TASK BRIEF: A single number is the expected answer: the count of lines in the listing that hold the word "Potent".

··· LISTED ENTRIES

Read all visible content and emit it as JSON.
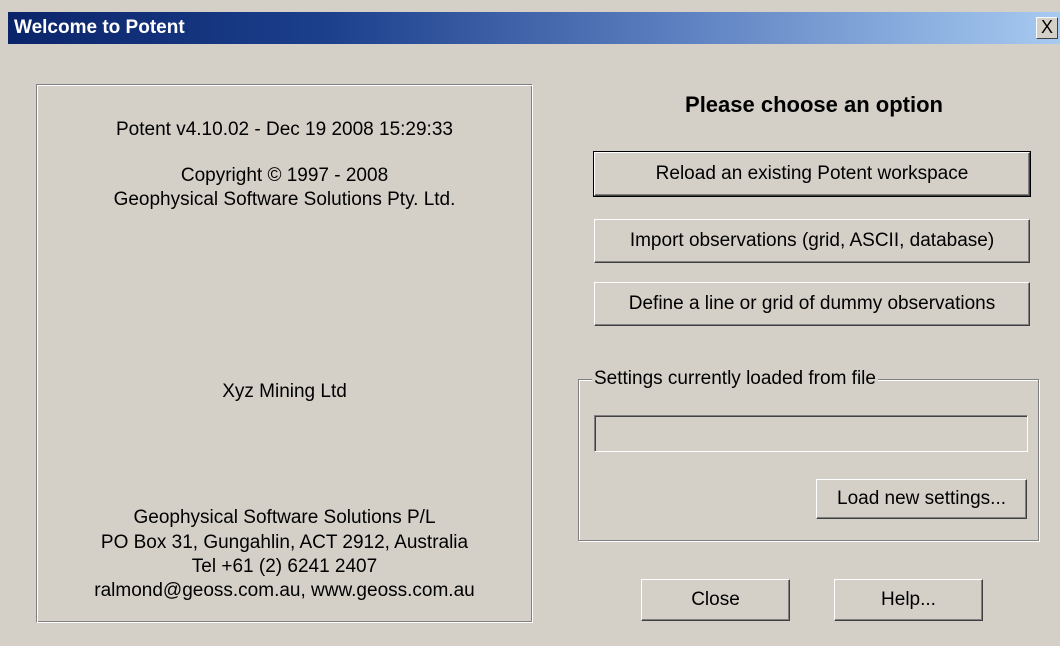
{
  "window": {
    "title": "Welcome to Potent",
    "close_glyph": "X"
  },
  "info": {
    "version": "Potent v4.10.02 - Dec 19 2008 15:29:33",
    "copyright": "Copyright © 1997 - 2008",
    "company": "Geophysical Software Solutions Pty. Ltd.",
    "licensee": "Xyz Mining Ltd",
    "address_name": "Geophysical Software Solutions P/L",
    "address_po": "PO Box 31,  Gungahlin,  ACT 2912,  Australia",
    "phone": "Tel +61 (2) 6241 2407",
    "web": "ralmond@geoss.com.au,   www.geoss.com.au"
  },
  "options": {
    "prompt": "Please choose an option",
    "reload_label": "Reload an existing Potent workspace",
    "import_label": "Import observations (grid, ASCII, database)",
    "define_label": "Define a line or grid of dummy observations"
  },
  "settings": {
    "group_label": "Settings currently loaded from file",
    "file_value": "",
    "load_label": "Load new settings..."
  },
  "footer": {
    "close_label": "Close",
    "help_label": "Help..."
  }
}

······

EXPECTED OUTPUT: 3